# PROBLEM REQUIREMENTS:
All of the records must be repeated exactly as they read.

# RECORDS PROVIDED:
:::
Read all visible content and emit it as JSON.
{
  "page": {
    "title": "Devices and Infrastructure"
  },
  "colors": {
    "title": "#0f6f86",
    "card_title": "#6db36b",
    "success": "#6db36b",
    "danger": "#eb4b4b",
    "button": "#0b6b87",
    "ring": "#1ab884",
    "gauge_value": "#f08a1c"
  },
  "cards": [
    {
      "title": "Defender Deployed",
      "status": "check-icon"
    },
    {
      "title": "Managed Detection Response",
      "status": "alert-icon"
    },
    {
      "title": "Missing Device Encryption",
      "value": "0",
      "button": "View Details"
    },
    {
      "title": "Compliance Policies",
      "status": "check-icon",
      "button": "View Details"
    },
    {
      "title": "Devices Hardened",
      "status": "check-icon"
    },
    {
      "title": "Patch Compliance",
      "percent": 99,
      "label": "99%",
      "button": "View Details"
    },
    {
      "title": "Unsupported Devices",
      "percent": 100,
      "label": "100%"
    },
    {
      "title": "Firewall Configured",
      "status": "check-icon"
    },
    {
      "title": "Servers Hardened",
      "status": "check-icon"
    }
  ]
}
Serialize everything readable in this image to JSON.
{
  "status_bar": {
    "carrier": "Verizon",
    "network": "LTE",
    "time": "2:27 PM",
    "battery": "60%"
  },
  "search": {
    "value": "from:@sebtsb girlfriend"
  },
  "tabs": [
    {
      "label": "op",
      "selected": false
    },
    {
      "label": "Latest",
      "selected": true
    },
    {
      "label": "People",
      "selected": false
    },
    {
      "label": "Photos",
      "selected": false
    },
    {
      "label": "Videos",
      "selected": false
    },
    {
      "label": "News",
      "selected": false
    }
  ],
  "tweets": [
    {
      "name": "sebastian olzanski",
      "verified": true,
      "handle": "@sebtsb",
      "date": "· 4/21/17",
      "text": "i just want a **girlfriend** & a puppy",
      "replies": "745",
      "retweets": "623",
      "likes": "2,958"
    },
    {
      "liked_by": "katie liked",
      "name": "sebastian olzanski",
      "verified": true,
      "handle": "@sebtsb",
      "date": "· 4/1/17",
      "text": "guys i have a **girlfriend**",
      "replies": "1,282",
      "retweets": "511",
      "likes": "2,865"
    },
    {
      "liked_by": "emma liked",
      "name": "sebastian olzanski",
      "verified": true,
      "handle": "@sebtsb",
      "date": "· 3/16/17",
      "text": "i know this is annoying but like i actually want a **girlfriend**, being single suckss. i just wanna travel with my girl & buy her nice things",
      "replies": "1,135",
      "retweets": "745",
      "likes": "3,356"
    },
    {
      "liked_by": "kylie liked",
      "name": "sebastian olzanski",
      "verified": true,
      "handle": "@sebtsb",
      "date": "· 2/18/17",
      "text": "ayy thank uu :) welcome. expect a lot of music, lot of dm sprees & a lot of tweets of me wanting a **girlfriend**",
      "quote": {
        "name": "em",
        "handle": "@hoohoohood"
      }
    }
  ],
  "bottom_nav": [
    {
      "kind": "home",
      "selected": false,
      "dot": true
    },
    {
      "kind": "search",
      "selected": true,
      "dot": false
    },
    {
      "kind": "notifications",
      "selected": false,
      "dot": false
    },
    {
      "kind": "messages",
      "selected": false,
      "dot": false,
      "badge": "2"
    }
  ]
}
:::
# EXPECTED ANSWER:
Read all visible content and emit it as JSON.
{
  "page": {
    "title": "Devices and Infrastructure"
  },
  "colors": {
    "title": "#0f6f86",
    "card_title": "#6db36b",
    "success": "#6db36b",
    "danger": "#eb4b4b",
    "button": "#0b6b87",
    "ring": "#1ab884",
    "gauge_value": "#f08a1c"
  },
  "cards": [
    {
      "title": "Defender Deployed",
      "status": "check-icon"
    },
    {
      "title": "Managed Detection Response",
      "status": "alert-icon"
    },
    {
      "title": "Missing Device Encryption",
      "value": "0",
      "button": "View Details"
    },
    {
      "title": "Compliance Policies",
      "status": "check-icon",
      "button": "View Details"
    },
    {
      "title": "Devices Hardened",
      "status": "check-icon"
    },
    {
      "title": "Patch Compliance",
      "percent": 99,
      "label": "99%",
      "button": "View Details"
    },
    {
      "title": "Unsupported Devices",
      "percent": 100,
      "label": "100%"
    },
    {
      "title": "Firewall Configured",
      "status": "check-icon"
    },
    {
      "title": "Servers Hardened",
      "status": "check-icon"
    }
  ]
}
Serialize everything readable in this image to JSON.
{
  "status_bar": {
    "carrier": "Verizon",
    "network": "LTE",
    "time": "2:27 PM",
    "battery": "60%"
  },
  "search": {
    "value": "from:@sebtsb girlfriend"
  },
  "tabs": [
    {
      "label": "op",
      "selected": false
    },
    {
      "label": "Latest",
      "selected": true
    },
    {
      "label": "People",
      "selected": false
    },
    {
      "label": "Photos",
      "selected": false
    },
    {
      "label": "Videos",
      "selected": false
    },
    {
      "label": "News",
      "selected": false
    }
  ],
  "tweets": [
    {
      "name": "sebastian olzanski",
      "verified": true,
      "handle": "@sebtsb",
      "date": "· 4/21/17",
      "text": "i just want a **girlfriend** & a puppy",
      "replies": "745",
      "retweets": "623",
      "likes": "2,958"
    },
    {
      "liked_by": "katie liked",
      "name": "sebastian olzanski",
      "verified": true,
      "handle": "@sebtsb",
      "date": "· 4/1/17",
      "text": "guys i have a **girlfriend**",
      "replies": "1,282",
      "retweets": "511",
      "likes": "2,865"
    },
    {
      "liked_by": "emma liked",
      "name": "sebastian olzanski",
      "verified": true,
      "handle": "@sebtsb",
      "date": "· 3/16/17",
      "text": "i know this is annoying but like i actually want a **girlfriend**, being single suckss. i just wanna travel with my girl & buy her nice things",
      "replies": "1,135",
      "retweets": "745",
      "likes": "3,356"
    },
    {
      "liked_by": "kylie liked",
      "name": "sebastian olzanski",
      "verified": true,
      "handle": "@sebtsb",
      "date": "· 2/18/17",
      "text": "ayy thank uu :) welcome. expect a lot of music, lot of dm sprees & a lot of tweets of me wanting a **girlfriend**",
      "quote": {
        "name": "em",
        "handle": "@hoohoohood"
      }
    }
  ],
  "bottom_nav": [
    {
      "kind": "home",
      "selected": false,
      "dot": true
    },
    {
      "kind": "search",
      "selected": true,
      "dot": false
    },
    {
      "kind": "notifications",
      "selected": false,
      "dot": false
    },
    {
      "kind": "messages",
      "selected": false,
      "dot": false,
      "badge": "2"
    }
  ]
}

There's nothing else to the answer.